Exercise brief: Pull every line containing "data" from the entries.

[Supplied entries — start]

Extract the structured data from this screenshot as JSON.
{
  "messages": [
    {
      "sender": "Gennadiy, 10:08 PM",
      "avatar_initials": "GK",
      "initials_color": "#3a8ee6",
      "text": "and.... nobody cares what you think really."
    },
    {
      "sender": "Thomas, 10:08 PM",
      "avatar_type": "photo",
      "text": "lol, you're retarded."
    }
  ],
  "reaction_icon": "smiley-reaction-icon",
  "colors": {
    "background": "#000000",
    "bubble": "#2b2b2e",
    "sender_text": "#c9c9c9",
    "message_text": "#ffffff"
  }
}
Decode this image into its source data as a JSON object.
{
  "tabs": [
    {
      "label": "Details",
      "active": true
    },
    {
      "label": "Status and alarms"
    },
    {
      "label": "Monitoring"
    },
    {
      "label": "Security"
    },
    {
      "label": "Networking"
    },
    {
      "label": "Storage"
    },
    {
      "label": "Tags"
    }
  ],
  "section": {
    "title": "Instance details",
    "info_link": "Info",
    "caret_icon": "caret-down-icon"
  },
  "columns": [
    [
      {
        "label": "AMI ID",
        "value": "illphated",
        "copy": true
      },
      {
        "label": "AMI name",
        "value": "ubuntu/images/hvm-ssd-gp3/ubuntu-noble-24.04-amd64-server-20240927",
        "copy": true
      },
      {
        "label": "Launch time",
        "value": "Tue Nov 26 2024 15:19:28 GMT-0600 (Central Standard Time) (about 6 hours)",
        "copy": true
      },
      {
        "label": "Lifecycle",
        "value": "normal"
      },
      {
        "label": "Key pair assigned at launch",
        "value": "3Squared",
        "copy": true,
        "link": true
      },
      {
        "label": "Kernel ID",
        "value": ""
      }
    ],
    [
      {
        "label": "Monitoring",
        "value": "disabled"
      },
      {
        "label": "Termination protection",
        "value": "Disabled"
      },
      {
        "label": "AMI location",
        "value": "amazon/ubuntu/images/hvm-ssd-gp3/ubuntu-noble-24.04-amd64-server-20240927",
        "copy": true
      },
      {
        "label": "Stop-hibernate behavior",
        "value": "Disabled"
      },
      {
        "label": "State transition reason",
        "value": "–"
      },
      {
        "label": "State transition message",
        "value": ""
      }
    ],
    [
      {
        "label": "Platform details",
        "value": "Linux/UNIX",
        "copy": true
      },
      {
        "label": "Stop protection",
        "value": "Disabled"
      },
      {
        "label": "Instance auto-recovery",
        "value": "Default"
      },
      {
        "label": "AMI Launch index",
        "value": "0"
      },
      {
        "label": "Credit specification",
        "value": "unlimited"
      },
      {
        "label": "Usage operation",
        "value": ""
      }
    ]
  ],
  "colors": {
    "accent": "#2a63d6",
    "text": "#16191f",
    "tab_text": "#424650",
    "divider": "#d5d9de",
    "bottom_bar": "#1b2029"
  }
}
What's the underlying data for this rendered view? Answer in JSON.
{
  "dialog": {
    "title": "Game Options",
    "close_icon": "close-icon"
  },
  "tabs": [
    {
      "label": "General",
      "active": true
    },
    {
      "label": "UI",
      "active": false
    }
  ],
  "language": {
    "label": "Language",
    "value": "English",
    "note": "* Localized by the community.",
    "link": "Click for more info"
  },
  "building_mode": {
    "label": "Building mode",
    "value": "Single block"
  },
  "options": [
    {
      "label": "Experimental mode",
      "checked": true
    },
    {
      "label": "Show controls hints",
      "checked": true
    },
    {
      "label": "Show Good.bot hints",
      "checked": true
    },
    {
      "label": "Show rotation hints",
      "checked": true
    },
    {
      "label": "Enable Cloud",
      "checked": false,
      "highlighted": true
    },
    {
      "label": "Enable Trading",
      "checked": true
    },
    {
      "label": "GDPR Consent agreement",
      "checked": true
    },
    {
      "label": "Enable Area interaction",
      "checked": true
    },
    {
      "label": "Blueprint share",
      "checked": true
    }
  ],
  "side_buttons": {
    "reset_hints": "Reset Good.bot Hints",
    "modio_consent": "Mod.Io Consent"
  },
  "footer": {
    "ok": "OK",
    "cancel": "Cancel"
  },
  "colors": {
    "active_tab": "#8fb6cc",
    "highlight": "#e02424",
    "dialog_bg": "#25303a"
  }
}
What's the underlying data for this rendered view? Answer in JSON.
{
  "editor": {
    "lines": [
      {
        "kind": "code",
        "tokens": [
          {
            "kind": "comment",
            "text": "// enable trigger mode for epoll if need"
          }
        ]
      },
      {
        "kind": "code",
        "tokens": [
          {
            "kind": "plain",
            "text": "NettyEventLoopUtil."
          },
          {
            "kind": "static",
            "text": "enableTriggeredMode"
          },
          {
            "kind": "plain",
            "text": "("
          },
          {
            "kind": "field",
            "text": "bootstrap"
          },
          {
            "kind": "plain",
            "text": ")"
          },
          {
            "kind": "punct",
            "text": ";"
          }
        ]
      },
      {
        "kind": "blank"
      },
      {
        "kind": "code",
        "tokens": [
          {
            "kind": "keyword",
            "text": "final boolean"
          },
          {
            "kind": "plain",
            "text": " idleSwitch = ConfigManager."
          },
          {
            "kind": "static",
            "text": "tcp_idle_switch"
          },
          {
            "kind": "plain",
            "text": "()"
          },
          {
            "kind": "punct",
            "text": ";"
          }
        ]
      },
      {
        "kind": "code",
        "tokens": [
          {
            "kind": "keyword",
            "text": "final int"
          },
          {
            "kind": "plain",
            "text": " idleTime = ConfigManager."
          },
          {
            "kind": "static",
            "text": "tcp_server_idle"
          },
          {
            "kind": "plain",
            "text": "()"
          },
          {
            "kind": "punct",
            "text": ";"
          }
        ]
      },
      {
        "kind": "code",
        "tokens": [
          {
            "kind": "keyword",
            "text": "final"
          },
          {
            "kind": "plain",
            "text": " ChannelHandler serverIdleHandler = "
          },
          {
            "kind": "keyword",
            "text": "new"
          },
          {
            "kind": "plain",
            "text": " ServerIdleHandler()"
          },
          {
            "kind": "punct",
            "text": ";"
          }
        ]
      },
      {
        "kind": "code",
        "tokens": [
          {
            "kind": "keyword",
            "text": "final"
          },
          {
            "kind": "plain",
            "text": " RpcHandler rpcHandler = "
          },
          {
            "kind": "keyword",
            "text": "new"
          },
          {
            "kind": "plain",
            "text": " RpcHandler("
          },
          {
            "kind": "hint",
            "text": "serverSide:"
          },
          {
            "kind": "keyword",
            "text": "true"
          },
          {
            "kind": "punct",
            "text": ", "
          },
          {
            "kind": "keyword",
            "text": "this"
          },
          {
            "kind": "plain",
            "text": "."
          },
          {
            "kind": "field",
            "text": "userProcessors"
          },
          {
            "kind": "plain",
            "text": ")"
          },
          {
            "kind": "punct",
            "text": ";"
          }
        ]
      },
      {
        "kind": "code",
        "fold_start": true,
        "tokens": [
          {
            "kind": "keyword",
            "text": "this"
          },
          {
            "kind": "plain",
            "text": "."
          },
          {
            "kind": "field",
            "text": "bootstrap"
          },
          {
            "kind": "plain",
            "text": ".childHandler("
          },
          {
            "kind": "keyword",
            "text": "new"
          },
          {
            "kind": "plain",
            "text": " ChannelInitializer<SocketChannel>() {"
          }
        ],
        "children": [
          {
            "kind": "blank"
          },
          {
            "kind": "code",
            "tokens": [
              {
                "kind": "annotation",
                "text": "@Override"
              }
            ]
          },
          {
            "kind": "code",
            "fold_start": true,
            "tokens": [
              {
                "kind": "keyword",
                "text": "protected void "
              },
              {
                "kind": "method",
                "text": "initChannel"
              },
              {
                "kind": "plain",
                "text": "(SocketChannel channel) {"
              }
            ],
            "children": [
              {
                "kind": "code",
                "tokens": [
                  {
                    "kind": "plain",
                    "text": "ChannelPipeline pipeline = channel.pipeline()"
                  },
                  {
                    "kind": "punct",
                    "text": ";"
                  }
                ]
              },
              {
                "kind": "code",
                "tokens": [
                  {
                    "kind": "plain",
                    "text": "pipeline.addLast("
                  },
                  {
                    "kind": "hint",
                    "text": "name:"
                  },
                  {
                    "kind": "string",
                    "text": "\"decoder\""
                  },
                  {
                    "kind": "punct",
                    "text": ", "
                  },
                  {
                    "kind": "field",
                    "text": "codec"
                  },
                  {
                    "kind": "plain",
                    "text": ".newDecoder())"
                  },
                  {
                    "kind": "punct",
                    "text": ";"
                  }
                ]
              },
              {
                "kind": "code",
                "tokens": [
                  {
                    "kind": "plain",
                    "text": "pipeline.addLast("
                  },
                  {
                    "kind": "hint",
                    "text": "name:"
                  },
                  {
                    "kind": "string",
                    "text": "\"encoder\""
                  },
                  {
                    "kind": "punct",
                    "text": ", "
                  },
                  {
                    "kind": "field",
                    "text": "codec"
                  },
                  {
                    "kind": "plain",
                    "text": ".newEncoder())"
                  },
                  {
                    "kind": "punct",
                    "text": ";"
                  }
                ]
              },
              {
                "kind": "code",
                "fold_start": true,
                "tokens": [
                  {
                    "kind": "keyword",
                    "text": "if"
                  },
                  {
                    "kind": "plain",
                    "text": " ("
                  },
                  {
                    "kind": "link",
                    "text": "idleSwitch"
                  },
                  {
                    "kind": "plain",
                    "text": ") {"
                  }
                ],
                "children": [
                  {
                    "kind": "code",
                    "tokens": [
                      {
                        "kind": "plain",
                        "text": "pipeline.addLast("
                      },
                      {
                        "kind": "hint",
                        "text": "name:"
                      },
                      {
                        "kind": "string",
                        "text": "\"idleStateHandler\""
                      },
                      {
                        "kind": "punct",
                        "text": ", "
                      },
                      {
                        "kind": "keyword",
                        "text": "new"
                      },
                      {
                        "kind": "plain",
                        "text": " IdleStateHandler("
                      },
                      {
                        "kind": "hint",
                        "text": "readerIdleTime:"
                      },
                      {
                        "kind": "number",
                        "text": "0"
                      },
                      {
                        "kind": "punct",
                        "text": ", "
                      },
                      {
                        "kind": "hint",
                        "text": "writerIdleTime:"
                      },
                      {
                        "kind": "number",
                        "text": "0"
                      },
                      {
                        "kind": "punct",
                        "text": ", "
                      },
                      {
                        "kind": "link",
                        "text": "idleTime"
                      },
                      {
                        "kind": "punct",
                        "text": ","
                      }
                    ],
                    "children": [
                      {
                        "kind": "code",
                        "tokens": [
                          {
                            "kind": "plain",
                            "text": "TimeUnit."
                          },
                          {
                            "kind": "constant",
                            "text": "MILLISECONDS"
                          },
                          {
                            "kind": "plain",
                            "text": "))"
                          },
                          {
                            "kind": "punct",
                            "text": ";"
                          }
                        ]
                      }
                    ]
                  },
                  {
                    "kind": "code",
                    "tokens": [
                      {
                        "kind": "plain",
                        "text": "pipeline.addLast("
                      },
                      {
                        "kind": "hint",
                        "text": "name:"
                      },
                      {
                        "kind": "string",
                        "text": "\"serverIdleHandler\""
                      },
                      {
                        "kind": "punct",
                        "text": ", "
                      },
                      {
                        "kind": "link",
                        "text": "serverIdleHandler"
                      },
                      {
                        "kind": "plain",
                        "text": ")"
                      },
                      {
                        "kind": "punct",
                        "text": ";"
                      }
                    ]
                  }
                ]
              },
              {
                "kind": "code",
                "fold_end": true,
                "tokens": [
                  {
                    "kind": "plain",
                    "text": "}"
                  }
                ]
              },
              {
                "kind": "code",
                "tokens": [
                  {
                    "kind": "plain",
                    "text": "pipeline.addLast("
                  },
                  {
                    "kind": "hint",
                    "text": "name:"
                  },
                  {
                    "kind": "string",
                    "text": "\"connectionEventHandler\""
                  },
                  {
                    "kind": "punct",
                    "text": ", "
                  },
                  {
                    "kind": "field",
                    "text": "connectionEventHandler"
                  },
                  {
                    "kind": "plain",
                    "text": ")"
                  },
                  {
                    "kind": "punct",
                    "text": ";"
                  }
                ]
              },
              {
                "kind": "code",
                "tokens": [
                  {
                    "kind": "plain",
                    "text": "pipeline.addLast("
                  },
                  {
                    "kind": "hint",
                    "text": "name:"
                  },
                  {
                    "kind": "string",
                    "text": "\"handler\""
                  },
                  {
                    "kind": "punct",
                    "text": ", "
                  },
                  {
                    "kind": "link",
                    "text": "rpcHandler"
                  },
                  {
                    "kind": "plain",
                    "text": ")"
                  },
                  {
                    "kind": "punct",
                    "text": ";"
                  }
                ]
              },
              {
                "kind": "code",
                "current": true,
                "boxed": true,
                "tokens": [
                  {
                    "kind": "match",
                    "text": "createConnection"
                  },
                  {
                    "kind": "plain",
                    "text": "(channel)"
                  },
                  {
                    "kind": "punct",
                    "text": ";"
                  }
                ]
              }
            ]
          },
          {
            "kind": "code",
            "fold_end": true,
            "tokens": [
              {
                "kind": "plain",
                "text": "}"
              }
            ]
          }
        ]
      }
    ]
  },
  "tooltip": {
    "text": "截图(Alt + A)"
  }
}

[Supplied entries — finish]

Exercise response:
Extract the structured data from this screenshot as JSON.
Decode this image into its source data as a JSON object.
What's the underlying data for this rendered view? Answer in JSON.
What's the underlying data for this rendered view? Answer in JSON.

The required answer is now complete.